“Faced with crime on this scale, the government is being far too slow to act.“
Ian Hetherington director general of the British Metals Recycling Association is quoted as saying: “The theft of metal is a huge issue for our industry and so we genuinely welcome the government’s increased focus on it.
“While we agree with many of the proposals in the Metal Theft (Prevention) Bill, there were some details which we felt would not help to solve the issue. We welcome the opportunity to continue to advise and work with Government and the relevant authorities on this issue to stamp out metal theft.”
A Home Office spokesperson said: "We have stepped up enforcement action but believe legislation is needed for a sustainable, long-term solution to the growing menace of metal theft. While we support the aims of the Private Members Bill, we are currently looking at a range of options including what would be the quickest and most effective legislative vehicle for the changes that are needed.”
A number of measures have already been introduced, including funding for a dedicated taskforce to tackle metal thieves led by the British Transport Police, and Operation Tornado a six-month trial in the North East that will require identification to be shown when trading at scrap yards.

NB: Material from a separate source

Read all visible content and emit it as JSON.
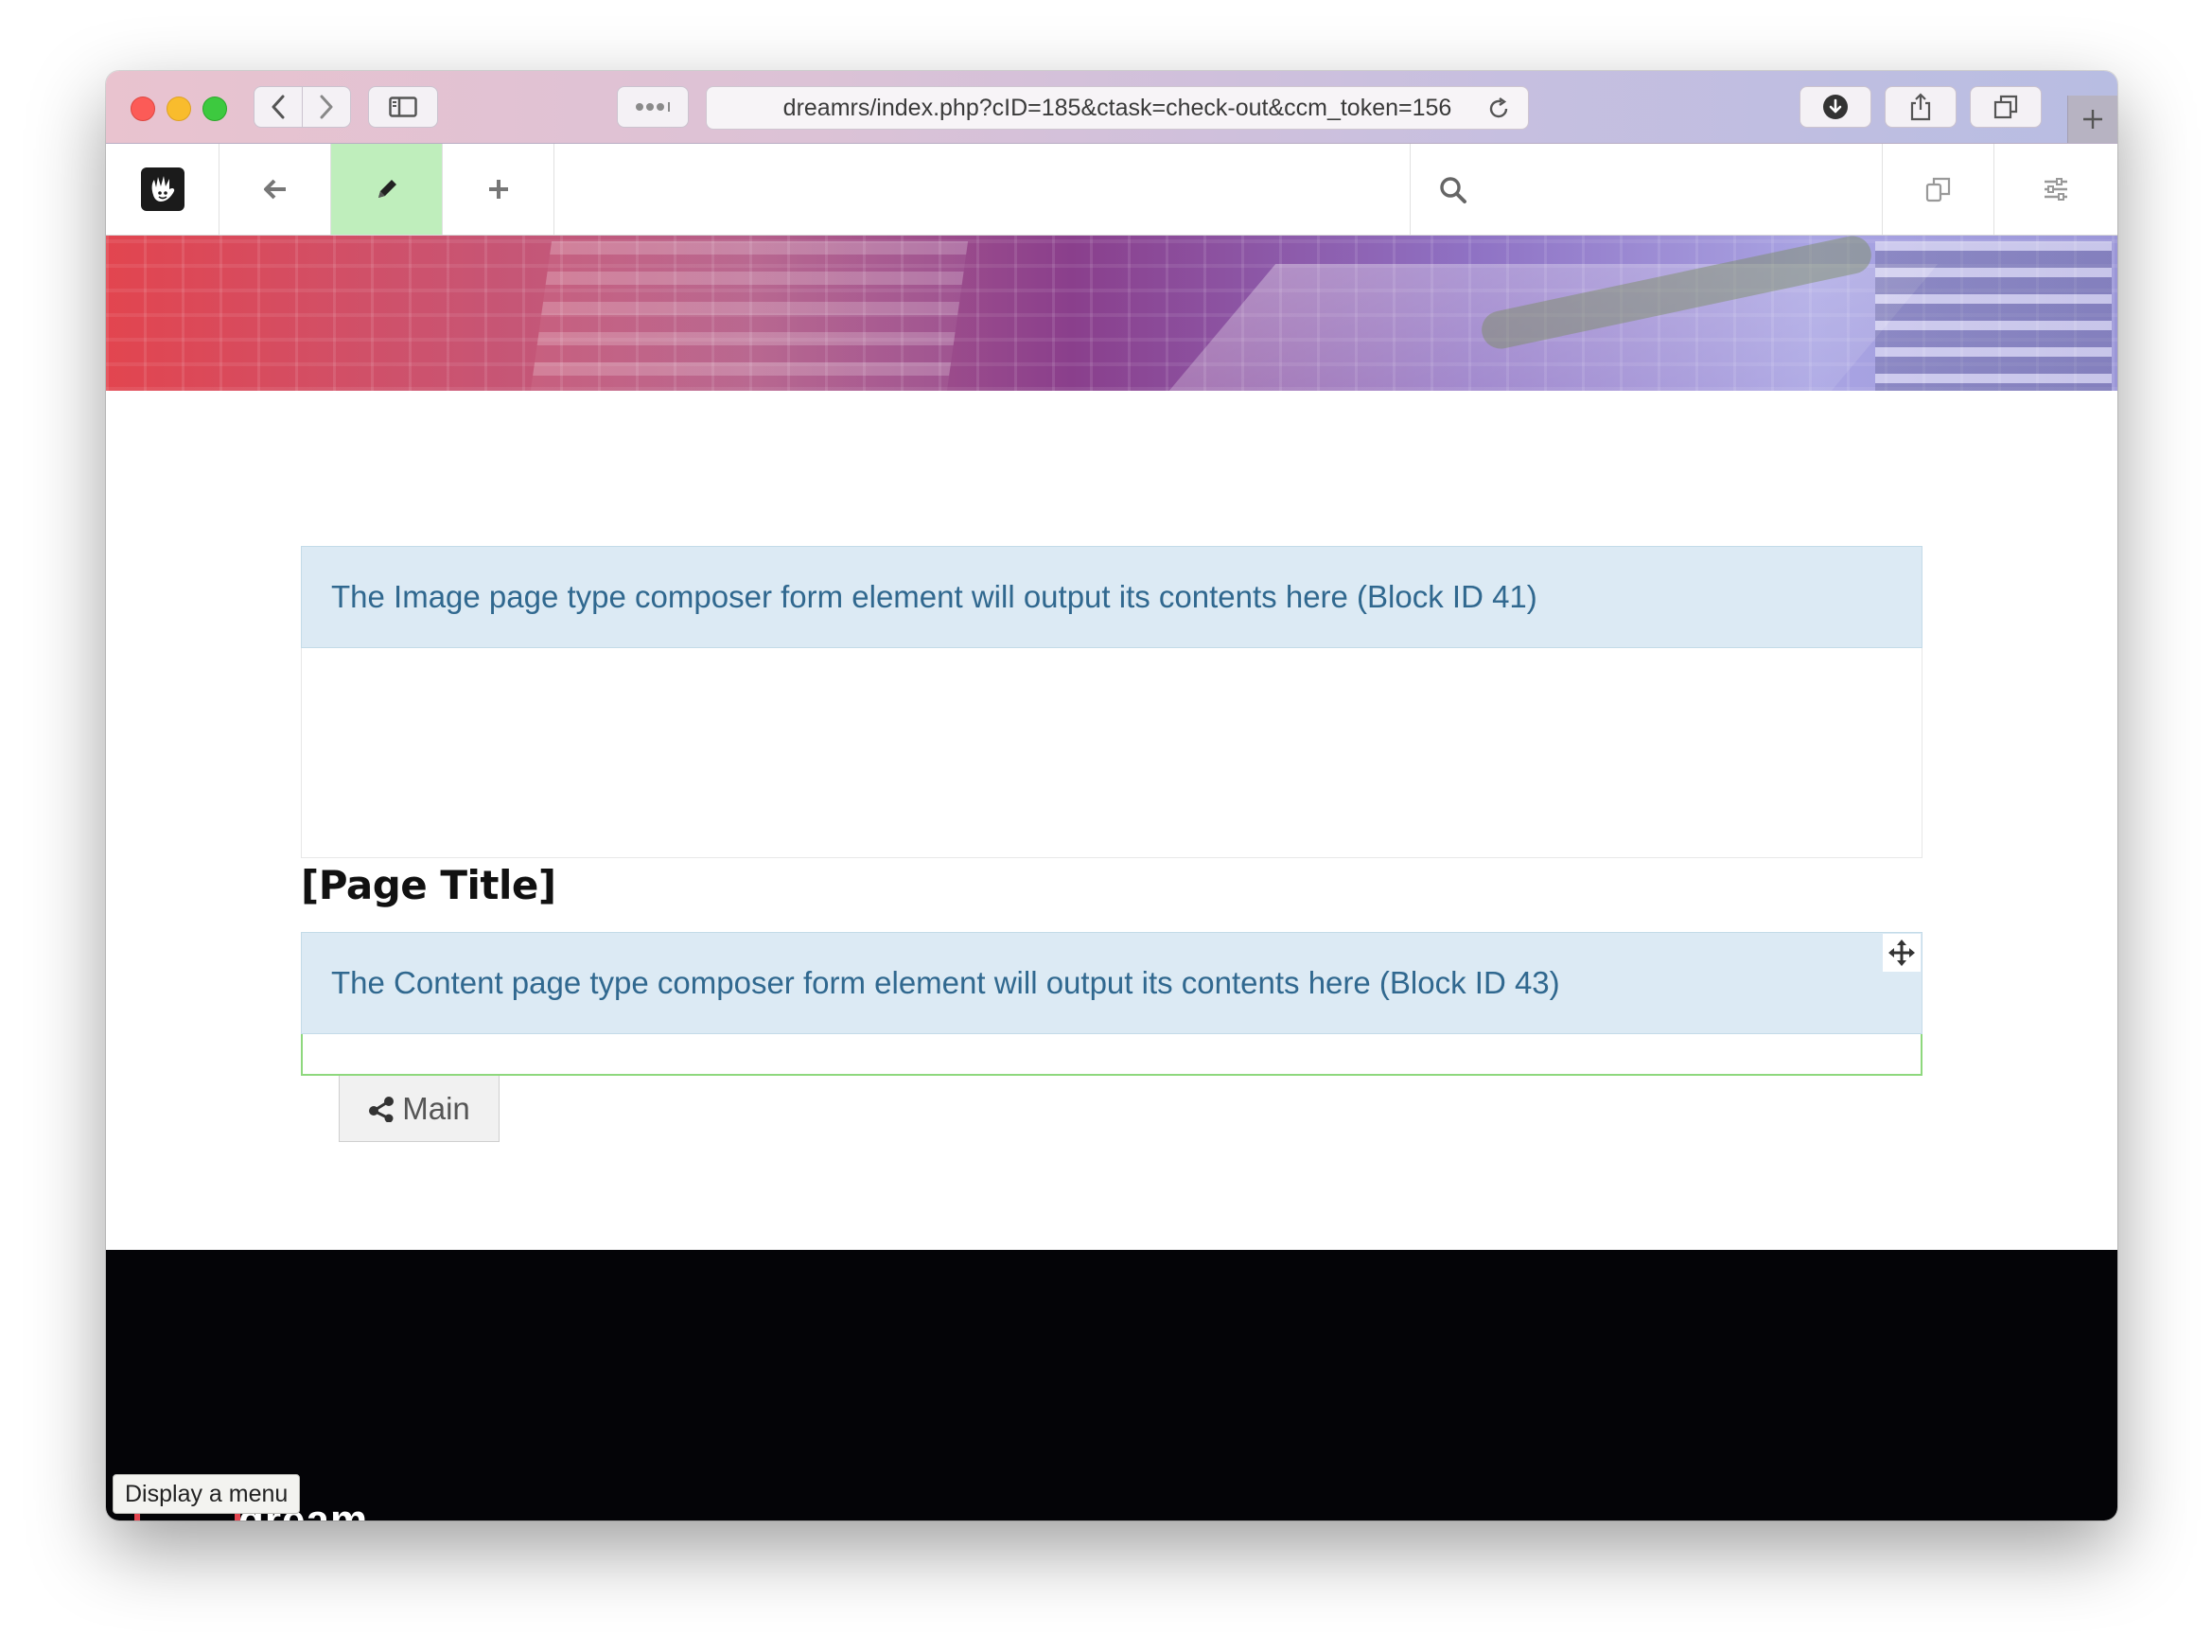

Responding to the rejection, Graham Jones MP said: “There is frankly no good reason for the Government to have objected to this Bill, they should be embarrassed and ashamed. The Government’s soft-on-crime approach and out of touch Ministers have led to a missed opportunity. We will now not likely see legislation before the Olympics, possibly not until 2013.”